My husband appears to be healthy today, but he’s a survivor of prostate cancer, and once “The Big C” enters your life, it never quite leaves, hanging like a gloomy cloud perceived somewhere at the edges of your peripheral emotional vision. The husband of my dearest friend from childhood is going through chemo treatments right now, so the fear is fresh again in me…the hope for healing…the longing for health…the insecurities about the future…

Becky’s book is like a basic 101 course in dealing with life and death issues!   However, it’s also like taking medicine, so I was very ambivalent about starting. It’s painful to reflect on past losses; it’s even painful to process present challenges! And, it’s downright terrifying to consider possible future worsts while hoping for bests. Therefore, reading Becky’s book was an exercise in faith and hope…hope that faith could bring unexpected joy even in such tragic circumstances as the loss of an irreplaceable loved one.

Cancer, Faith, and Unexpected Joy was truly therapeutic! Becky opens the doors of her heart and takes you on a journey with her through her own childhood, her mom’s illness, grieving the loss of her mother, and coming through the depths of grief back to life. Interwoven throughout the book are some of the treasures she learned from her mother about faith, life and death. The author’s motivation is obvious—she wants you to know that you are not alone in your suffering, that all the crazy stages (such as grief brain) are pretty much universal, and that (as her mom taught her) you don’t have to be afraid of death.

Shining through the weight of grief is the weight of glory.
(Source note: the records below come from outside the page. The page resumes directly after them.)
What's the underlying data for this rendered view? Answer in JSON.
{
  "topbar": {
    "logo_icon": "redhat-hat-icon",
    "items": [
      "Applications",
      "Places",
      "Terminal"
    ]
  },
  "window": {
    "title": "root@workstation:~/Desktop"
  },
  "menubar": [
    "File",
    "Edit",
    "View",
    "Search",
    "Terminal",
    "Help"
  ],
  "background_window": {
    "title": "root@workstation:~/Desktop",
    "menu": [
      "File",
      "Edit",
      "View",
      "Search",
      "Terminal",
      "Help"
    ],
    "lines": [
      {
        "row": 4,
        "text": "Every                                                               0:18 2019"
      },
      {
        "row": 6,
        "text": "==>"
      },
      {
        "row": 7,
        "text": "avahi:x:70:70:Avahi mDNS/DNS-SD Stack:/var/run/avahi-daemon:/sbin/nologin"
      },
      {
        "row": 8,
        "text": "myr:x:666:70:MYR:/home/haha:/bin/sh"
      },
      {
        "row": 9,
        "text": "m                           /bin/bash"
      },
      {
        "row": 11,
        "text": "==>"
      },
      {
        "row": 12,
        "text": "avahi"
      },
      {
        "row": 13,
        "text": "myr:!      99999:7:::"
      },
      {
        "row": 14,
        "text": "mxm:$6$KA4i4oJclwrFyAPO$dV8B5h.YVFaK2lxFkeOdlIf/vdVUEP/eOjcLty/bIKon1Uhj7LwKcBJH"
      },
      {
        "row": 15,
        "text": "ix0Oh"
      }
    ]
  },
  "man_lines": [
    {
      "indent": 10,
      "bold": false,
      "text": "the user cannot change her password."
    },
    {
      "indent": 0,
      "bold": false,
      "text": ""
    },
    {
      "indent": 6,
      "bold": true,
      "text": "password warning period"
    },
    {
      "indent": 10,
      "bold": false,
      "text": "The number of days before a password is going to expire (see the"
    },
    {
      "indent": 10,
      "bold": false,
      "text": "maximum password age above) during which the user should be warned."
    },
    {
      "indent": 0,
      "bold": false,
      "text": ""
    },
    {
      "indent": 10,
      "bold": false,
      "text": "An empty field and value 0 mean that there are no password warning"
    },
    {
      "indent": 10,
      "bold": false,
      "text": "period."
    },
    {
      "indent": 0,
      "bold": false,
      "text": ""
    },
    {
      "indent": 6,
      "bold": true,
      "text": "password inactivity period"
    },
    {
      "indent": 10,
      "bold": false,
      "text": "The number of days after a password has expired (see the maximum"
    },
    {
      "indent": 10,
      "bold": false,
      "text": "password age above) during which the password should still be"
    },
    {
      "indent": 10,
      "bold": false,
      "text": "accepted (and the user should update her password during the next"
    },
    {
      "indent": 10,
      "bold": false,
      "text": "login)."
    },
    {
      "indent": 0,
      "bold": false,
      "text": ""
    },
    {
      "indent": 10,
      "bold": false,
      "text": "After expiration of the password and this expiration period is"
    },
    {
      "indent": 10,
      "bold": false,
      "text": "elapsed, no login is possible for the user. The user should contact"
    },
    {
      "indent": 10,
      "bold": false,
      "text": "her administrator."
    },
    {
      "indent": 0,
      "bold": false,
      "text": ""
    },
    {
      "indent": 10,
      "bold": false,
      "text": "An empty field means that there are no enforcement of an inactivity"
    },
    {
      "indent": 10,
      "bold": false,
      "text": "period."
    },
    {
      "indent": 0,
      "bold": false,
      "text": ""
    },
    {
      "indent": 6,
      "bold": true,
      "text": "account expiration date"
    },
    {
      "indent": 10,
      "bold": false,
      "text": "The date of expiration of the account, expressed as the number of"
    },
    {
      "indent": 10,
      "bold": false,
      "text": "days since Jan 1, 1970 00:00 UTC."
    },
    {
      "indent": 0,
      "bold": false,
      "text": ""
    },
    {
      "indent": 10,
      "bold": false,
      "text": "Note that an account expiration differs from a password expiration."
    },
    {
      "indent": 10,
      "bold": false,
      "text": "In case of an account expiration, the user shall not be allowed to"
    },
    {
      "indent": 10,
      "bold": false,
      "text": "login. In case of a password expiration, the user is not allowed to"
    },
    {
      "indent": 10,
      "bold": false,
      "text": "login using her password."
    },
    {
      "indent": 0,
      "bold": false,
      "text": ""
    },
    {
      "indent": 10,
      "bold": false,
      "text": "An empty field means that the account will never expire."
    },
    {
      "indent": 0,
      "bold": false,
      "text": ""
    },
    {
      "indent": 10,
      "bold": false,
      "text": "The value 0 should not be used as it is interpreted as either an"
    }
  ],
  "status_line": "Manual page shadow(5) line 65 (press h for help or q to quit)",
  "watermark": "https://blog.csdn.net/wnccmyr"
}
One of my favorite thoughts was this: When we were little, sometimes our mothers would call us home, but we wouldn’t want to stop playing. However, at other times, we would realize how hungry and tired we were and would be glad for the dinner bell! Reflecting on this, Becky writes, “…surrendering in death is accepting God’s timing when he says, ‘It’s time for you to come home now.’ When we live a surrendered life, when we’ve learned to listen to his voice and follow where he leads, we trust him because we believe he loves us and knows what’s best. And hopefully when he calls us, we will realize how hungry we are for heaven, how ready we are to go home.” Amen? Amen. I think that will be the greatest unexpected joy for each of us as we anticipate death! We will see Jesus coming for us, and suddenly, we’ll be overjoyed to go!

Fear not: for I have redeemed thee, I have called thee by thy name; thou art mine. When thou passest through the waters, I will be with thee; and through the rivers, they shall not overflow thee: when thou walkest through the fire, thou shalt not be burned; neither shall the flame kindle upon thee. For I am the Lord thy God, the Holy One of Israel, thy Saviour” (Isaiah 43:1-3).